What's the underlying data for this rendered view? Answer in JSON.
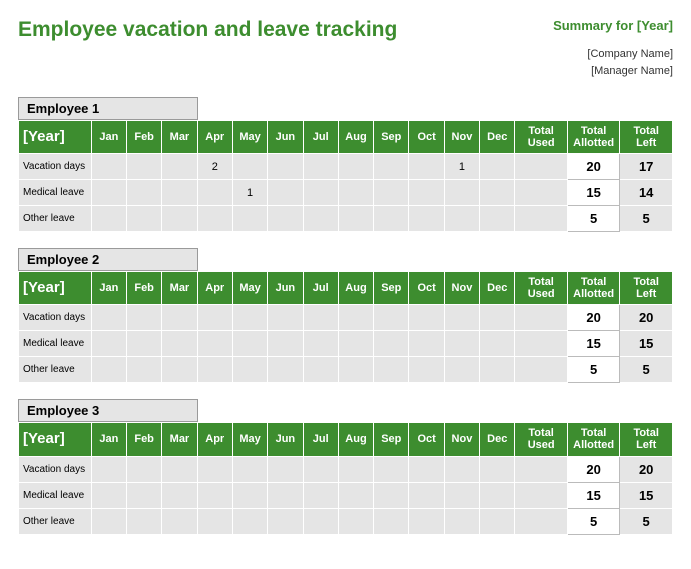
{
  "title": "Employee vacation and leave tracking",
  "summary_label": "Summary for [Year]",
  "company_name": "[Company Name]",
  "manager_name": "[Manager Name]",
  "year_header": "[Year]",
  "month_headers": [
    "Jan",
    "Feb",
    "Mar",
    "Apr",
    "May",
    "Jun",
    "Jul",
    "Aug",
    "Sep",
    "Oct",
    "Nov",
    "Dec"
  ],
  "total_headers": {
    "used": "Total Used",
    "allotted": "Total Allotted",
    "left": "Total Left"
  },
  "row_labels": {
    "vacation": "Vacation days",
    "medical": "Medical leave",
    "other": "Other leave"
  },
  "employees": [
    {
      "name": "Employee 1",
      "rows": [
        {
          "label_key": "vacation",
          "months": [
            "",
            "",
            "",
            "2",
            "",
            "",
            "",
            "",
            "",
            "",
            "1",
            ""
          ],
          "used": "",
          "allotted": "20",
          "left": "17"
        },
        {
          "label_key": "medical",
          "months": [
            "",
            "",
            "",
            "",
            "1",
            "",
            "",
            "",
            "",
            "",
            "",
            ""
          ],
          "used": "",
          "allotted": "15",
          "left": "14"
        },
        {
          "label_key": "other",
          "months": [
            "",
            "",
            "",
            "",
            "",
            "",
            "",
            "",
            "",
            "",
            "",
            ""
          ],
          "used": "",
          "allotted": "5",
          "left": "5"
        }
      ]
    },
    {
      "name": "Employee 2",
      "rows": [
        {
          "label_key": "vacation",
          "months": [
            "",
            "",
            "",
            "",
            "",
            "",
            "",
            "",
            "",
            "",
            "",
            ""
          ],
          "used": "",
          "allotted": "20",
          "left": "20"
        },
        {
          "label_key": "medical",
          "months": [
            "",
            "",
            "",
            "",
            "",
            "",
            "",
            "",
            "",
            "",
            "",
            ""
          ],
          "used": "",
          "allotted": "15",
          "left": "15"
        },
        {
          "label_key": "other",
          "months": [
            "",
            "",
            "",
            "",
            "",
            "",
            "",
            "",
            "",
            "",
            "",
            ""
          ],
          "used": "",
          "allotted": "5",
          "left": "5"
        }
      ]
    },
    {
      "name": "Employee 3",
      "rows": [
        {
          "label_key": "vacation",
          "months": [
            "",
            "",
            "",
            "",
            "",
            "",
            "",
            "",
            "",
            "",
            "",
            ""
          ],
          "used": "",
          "allotted": "20",
          "left": "20"
        },
        {
          "label_key": "medical",
          "months": [
            "",
            "",
            "",
            "",
            "",
            "",
            "",
            "",
            "",
            "",
            "",
            ""
          ],
          "used": "",
          "allotted": "15",
          "left": "15"
        },
        {
          "label_key": "other",
          "months": [
            "",
            "",
            "",
            "",
            "",
            "",
            "",
            "",
            "",
            "",
            "",
            ""
          ],
          "used": "",
          "allotted": "5",
          "left": "5"
        }
      ]
    }
  ]
}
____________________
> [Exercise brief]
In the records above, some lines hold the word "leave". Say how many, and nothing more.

> [Solution for this task]
3